Look, I get it. We all talk about our dates with our friends and make little jokes. Some of us even talk about those dates online and make rather big jokes. I’m down with that. But when it gets to the point of needling nicknames and untold thousands of people walking up to someone at a party and laughing about the crazy bullshit said date did, that’s going a little far. At least a little far to tell me about on our third date.
Tami: What, you don’t think it’s funny?
Me: Well, you know I just brought the chips because I’m allergic to a lot of things so I have to bring something along with me in case I get hungry, right?
Tami: Sure, but it was just a joke. Don’t be so sensitive.
Me: I don’t mind, I guess. It’s just that, those things aren’t really…funny. They’re just kinda…things.
Tami: God, you are so delicate. Why don’t you try not taking yourself so seriously?!
And that’s when the yelling started. Not by me, as confrontation is significantly unpleasant enough for me that yelling is reserved only for my cat, and my super, after my super has left the apartment. But holy shit did she start yelling at me. Apparently I was being a jerk, not laughing at her jokes about me. Not just a jerk, I was being “stuck up,” “boring,” “selfish,” “sensitive” AND “insensitive” simultaneously (which is hard to pull off), and, of course, “lame.” And Tami felt it necessary to make sure everyone in the bar knew about it. (Now I know why Coach Taylor was so pissed off all the time.) Finally, just as I thought she was wrapping her diatribe up, Tami pushed it one step over the line.

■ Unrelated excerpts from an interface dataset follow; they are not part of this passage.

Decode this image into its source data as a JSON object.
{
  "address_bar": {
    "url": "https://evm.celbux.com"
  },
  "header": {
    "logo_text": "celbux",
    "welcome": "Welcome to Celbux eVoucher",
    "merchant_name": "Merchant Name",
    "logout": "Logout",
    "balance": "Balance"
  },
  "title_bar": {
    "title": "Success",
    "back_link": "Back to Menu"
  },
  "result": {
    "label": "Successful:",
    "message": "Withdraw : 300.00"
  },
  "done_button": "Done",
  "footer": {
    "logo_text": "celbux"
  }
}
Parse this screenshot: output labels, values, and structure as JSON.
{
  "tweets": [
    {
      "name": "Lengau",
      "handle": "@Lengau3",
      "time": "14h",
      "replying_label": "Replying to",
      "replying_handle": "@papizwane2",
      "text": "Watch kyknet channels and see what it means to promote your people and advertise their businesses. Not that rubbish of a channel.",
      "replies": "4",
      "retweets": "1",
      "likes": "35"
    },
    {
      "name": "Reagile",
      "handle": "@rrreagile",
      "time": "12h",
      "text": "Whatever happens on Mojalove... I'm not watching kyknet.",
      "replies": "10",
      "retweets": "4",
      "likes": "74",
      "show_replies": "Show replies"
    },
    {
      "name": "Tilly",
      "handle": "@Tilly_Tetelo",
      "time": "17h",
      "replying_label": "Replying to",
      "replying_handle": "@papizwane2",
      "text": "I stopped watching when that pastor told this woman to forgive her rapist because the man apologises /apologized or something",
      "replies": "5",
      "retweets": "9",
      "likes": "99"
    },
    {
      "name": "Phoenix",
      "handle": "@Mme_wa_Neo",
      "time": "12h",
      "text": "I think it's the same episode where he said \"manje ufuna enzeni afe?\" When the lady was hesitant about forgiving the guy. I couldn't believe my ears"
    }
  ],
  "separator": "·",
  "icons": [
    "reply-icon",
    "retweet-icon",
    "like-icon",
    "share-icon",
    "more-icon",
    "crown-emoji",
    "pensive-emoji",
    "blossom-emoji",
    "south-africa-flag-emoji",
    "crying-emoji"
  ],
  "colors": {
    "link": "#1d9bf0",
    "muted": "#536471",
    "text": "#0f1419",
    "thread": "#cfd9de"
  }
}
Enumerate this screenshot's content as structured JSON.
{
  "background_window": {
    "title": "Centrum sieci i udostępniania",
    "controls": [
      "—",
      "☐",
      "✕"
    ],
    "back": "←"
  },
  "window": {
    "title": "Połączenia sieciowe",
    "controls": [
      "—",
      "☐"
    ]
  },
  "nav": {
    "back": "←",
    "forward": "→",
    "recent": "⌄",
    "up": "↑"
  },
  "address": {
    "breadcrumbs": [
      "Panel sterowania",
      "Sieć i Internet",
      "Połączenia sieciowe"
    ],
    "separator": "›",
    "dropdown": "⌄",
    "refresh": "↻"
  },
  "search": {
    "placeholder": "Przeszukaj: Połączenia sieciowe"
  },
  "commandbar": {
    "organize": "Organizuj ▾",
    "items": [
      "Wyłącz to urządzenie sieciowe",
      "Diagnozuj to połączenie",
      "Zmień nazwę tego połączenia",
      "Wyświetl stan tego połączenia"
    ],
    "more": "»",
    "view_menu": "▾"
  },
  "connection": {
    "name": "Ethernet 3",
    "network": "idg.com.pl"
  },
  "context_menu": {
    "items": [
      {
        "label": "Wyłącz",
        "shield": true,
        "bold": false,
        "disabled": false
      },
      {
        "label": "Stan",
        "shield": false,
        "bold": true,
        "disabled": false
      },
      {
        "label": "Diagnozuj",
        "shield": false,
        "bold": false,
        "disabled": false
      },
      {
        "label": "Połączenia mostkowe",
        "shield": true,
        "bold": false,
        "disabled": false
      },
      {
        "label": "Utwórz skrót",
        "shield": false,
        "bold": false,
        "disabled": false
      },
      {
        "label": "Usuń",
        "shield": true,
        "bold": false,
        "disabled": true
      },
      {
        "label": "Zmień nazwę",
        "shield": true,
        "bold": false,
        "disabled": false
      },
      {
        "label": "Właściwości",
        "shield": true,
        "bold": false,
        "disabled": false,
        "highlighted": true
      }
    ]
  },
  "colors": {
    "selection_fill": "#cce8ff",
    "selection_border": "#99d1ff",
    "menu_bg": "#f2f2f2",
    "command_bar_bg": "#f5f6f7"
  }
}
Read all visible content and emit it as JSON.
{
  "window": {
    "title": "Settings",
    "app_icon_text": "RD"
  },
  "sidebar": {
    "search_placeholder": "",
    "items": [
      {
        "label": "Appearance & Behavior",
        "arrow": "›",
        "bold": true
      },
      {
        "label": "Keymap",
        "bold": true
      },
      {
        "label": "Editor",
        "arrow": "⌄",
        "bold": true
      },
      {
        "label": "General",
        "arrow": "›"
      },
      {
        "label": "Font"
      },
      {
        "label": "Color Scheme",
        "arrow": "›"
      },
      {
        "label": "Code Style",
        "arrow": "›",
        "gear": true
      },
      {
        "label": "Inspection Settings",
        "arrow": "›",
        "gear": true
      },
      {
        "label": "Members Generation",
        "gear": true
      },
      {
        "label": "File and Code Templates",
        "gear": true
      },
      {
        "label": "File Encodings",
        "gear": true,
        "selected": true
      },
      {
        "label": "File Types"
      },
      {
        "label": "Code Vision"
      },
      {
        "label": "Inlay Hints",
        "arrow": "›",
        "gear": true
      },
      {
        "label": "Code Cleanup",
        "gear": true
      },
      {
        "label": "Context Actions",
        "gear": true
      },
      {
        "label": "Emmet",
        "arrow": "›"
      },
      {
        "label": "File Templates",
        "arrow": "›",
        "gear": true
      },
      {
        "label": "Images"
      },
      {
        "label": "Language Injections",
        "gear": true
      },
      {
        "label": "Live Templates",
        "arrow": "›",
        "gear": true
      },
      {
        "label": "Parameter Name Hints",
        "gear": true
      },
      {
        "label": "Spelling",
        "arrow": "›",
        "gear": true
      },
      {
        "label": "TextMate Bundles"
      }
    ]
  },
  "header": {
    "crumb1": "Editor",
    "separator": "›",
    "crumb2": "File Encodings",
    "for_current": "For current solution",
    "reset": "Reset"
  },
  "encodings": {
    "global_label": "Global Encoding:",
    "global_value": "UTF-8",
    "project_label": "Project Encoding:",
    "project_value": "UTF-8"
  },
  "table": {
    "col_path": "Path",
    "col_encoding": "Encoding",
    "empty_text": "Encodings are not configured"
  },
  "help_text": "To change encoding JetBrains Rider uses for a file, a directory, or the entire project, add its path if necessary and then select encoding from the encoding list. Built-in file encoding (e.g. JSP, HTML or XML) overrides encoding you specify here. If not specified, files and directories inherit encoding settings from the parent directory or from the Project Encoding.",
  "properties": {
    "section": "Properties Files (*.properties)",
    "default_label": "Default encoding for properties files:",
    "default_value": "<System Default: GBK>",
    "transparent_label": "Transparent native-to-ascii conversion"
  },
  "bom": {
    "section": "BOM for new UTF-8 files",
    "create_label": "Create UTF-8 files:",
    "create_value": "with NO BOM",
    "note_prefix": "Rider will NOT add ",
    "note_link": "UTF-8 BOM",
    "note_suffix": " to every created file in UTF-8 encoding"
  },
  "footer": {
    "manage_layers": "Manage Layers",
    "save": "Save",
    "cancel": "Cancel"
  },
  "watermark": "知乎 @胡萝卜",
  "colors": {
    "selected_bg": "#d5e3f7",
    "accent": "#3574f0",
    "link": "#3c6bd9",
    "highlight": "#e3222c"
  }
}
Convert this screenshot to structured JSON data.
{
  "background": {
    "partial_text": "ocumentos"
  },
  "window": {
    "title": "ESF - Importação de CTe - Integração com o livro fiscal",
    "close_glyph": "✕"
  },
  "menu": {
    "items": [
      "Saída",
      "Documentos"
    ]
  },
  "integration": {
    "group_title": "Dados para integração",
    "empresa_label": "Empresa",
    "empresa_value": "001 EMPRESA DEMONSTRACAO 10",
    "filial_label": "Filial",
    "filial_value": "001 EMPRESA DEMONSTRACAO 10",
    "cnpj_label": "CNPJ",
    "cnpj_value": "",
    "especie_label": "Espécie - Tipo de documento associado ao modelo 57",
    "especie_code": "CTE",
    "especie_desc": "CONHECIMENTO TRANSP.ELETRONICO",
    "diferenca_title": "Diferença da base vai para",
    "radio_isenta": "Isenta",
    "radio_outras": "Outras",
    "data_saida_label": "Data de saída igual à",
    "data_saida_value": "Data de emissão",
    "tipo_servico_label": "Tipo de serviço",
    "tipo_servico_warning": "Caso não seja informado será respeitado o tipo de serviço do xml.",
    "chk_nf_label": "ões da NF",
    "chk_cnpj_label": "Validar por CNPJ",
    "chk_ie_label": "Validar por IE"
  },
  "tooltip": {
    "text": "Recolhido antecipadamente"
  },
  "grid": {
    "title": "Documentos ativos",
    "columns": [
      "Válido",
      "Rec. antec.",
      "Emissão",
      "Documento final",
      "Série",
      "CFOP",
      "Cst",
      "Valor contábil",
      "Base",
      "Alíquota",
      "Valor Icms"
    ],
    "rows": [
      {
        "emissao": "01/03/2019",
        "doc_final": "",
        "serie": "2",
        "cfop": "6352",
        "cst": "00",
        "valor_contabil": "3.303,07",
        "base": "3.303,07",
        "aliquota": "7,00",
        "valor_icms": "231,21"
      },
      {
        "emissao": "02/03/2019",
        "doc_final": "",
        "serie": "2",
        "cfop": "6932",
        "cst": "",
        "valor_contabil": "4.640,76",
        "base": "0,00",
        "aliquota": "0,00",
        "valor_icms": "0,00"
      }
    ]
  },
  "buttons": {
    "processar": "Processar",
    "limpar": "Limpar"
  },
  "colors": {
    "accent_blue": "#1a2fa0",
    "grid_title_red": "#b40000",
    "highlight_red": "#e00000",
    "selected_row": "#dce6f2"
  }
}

Tami: Gosh, you must not be a very good comedian if you can’t even laugh at yourself.
You can say I’m a lot of things, but don’t for one second think you’re going to say I’m not funny and get away with it. At that moment I got up and walked out of the bar, uninterested in whether or not Tami was behind. When I got outside it was clear that she was, and she expected a cab hailed for her. Because, above all else, she was a lady. I stuck out my hand, and when a car service pulled up instead of a cab, she objected. “You don’t think I’m actually gonna take a shady town car, do you?” I answered her question with another question.”There’s an option to end this date as fast as humanly possible and you’re going to turn it down because it’s not the right kind of car?!” Tami looked at me and nodded. I wished her goodnight, hopped in the car and drove off. Chip Boy out.
In retrospect, I know that Tami meant well. She was trying to do that playful banter thing that couples do, when they josh about the goofy things they did on their first dates. She just misjudged the appropriate timeline for such a thing by…maybe…seventy-five dates. But it stung a bit. So when she texted the next day and, as a form of apology, said “I guess I drank one too many gin and tonics last night, huh?”, I couldn’t resist responding. A forgiving person would’ve said, “don’t worry about it, and best of luck.” What I said was, “yeah, maybe you should get yourself a water bottle.”